Task item: List every line below containing "label".

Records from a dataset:
»»

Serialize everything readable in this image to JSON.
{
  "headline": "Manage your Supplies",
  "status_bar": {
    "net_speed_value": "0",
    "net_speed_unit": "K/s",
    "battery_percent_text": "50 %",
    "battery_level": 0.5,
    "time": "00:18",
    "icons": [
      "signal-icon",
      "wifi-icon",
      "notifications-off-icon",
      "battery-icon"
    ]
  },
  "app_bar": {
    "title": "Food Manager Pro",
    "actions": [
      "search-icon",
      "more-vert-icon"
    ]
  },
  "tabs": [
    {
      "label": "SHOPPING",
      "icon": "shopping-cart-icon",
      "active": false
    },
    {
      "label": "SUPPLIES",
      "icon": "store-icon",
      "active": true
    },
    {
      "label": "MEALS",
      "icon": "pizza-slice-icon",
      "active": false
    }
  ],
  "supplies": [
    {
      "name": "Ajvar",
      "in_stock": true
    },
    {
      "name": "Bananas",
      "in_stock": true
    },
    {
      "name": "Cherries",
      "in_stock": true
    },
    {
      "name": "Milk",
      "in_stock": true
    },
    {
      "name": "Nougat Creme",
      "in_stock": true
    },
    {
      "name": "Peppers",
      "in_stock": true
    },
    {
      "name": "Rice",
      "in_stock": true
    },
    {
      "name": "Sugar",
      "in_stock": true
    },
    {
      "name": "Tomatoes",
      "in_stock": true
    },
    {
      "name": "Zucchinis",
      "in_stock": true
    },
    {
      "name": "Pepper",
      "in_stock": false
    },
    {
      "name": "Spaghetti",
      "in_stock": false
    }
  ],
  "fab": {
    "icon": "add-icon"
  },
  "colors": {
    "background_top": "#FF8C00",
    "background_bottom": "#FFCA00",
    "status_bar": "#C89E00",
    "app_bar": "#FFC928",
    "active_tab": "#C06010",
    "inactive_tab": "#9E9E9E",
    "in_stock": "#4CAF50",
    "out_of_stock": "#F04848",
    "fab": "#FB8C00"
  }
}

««

Answer to the problem:
      "label": "SHOPPING",
      "label": "SUPPLIES",
      "label": "MEALS",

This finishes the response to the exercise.